Ambode also rejected the current revenue allocation formula, which he said, unduly allowed the federal government take 52.68 per cent of centrally collected revenues, leaving the state and local governments respectively with 26.72 per cent and 20.68 per cent.
The governor reeled out grave concern about the country’s lopsided federal arrangement at a joint working retreat of the Senate and House of Representatives Committee on the review of the 1999 Constitution ongoing at the Intercontinental Hotel, Lagos.
The retreat had in attendance the Deputy Senate President, Ike Ekweremadu; Deputy Speaker, House of Representatives, Lasun Yusuf; Senate Minority Leader, Godswill Akpabio and Majority Leader, House of Representatives, Femi Gbajabiamila, among others.
Ambode explained that the effect of the Exclusive Legislative List had been unduly unjust for other federating units, pointing out that the arrangement had completely precluded the states from performing several important constitutional responsibilities.
Aside the exclusion of the states from certain constitutional responsibilities, he said the federal government “is equally unable to function effectively. It holds legislative and executive powers on matters of local concern which over-stretch its administrative and supervisory abilities.”
He, thus, canvassed the principle of appropriateness to guide the sharing of powers between the federating units, arguing that the hallmark of federalism “is the autonomy and recognition of the separateness and independence of each government that makes up the federation.”

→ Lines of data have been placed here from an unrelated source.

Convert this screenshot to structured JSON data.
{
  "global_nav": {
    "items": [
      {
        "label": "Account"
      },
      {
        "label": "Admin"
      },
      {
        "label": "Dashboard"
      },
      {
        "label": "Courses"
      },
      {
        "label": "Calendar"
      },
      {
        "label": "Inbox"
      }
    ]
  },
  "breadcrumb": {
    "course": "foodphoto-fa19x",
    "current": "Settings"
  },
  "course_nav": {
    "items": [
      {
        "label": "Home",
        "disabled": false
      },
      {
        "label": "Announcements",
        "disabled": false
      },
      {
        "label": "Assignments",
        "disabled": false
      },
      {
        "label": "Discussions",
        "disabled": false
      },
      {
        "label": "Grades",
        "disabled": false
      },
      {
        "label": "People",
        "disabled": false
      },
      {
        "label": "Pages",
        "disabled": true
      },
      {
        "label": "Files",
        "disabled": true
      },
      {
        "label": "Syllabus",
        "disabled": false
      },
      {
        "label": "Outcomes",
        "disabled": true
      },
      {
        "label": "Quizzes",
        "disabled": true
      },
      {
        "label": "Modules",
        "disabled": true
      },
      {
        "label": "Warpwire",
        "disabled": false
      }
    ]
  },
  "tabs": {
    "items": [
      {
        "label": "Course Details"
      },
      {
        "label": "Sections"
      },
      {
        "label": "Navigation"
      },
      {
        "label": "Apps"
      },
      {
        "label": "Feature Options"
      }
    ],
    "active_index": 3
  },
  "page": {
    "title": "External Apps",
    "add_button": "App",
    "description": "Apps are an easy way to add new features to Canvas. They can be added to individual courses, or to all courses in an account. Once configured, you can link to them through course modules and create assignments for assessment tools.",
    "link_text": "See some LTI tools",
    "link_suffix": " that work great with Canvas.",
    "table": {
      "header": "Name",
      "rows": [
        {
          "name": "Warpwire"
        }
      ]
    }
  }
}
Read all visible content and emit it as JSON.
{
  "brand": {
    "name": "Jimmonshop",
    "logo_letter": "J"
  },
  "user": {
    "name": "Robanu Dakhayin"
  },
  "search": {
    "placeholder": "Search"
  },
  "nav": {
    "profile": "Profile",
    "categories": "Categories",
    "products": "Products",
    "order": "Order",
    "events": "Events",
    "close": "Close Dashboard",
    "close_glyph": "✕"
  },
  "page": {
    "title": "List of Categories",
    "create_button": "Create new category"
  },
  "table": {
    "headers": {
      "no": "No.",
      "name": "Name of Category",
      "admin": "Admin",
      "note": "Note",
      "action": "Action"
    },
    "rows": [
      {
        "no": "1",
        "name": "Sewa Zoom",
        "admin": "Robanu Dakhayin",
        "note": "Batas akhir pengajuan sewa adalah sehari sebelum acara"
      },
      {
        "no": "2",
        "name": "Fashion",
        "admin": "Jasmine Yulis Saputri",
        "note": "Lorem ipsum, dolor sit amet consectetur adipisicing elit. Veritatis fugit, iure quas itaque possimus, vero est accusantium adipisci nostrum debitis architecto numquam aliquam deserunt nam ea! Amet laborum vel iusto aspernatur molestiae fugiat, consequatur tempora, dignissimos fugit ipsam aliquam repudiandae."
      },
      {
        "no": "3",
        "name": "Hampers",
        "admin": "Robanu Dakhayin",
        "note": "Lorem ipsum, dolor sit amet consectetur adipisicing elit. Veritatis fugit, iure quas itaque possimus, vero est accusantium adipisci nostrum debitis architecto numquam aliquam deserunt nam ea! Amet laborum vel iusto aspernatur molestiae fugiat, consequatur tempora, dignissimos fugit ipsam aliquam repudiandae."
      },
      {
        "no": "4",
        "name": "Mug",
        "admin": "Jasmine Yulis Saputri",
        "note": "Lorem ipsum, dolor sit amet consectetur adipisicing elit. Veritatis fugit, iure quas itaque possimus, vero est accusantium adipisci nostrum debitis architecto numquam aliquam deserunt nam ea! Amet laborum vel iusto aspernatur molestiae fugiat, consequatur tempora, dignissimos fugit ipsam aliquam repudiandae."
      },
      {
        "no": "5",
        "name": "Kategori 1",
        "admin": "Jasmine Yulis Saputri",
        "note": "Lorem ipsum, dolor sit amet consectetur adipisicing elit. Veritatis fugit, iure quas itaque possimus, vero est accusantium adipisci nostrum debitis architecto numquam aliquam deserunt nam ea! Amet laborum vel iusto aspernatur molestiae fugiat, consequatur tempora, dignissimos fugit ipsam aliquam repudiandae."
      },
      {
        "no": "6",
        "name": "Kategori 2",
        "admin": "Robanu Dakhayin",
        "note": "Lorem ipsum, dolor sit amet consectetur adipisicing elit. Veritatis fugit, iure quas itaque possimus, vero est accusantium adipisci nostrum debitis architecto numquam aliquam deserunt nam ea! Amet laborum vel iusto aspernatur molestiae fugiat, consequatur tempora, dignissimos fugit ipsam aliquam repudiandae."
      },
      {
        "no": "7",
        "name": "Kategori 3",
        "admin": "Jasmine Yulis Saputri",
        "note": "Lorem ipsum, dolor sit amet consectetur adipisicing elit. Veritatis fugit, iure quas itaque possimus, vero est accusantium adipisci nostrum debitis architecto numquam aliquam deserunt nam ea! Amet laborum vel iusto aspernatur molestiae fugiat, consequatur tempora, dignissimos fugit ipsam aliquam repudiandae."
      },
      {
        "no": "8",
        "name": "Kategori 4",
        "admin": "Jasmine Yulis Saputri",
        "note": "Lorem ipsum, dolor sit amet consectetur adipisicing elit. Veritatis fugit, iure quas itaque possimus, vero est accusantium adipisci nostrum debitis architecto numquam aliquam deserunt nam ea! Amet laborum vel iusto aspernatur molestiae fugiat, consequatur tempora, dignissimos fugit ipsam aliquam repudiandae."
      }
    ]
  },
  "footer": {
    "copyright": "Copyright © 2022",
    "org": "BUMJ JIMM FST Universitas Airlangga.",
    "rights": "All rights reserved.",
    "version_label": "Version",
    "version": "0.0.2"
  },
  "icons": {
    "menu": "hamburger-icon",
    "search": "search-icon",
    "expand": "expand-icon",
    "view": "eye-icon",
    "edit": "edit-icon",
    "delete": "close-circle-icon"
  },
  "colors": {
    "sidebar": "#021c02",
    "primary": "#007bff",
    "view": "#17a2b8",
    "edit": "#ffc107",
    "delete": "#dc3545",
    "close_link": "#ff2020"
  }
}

He explained that the same principle of appropriateness should drive the revenue allocation formula, noting that the current allocation structure was skewed in favour of the federal government.
He opposed the arrangement that allocated revenue to the local governments, arguing that since local governments “are to come under the purview of the states, allocation to them should be shared to states as they can have as many local governments as they wish. The 774 formula is inequitable.”
Ambode called for the need to amend section 214 of the 1999 Constitution “to allow the states to establish their own State Police Service,” noting that Nigeria “is grossly under-policed.”
He noted that the federal government “has been unable to prioritise and provide the resources that are necessary to pay, equip and train policemen to the level required by the challenges they face.”
The governor also faulted the existence of Federal Land Registry, which he said, was an aberration for the federal government to continue to operate land registry in Lagos State.
He noted that the Federal Land Registry which was established when Lagos was Federal Capital Territory “ought to have been closed down and all title therein moved to the Lagos State Land Registry. The National Assembly is urged to look into this and correct this anomaly.
He explained imminent dangers inherent in the proposed Stamp Duties Bill, which he said, would no doubt cripple the internally generated revenue (IGR) due to states in the federation in favour of a federal government agency, Nigerian Postal Service (NIPOST).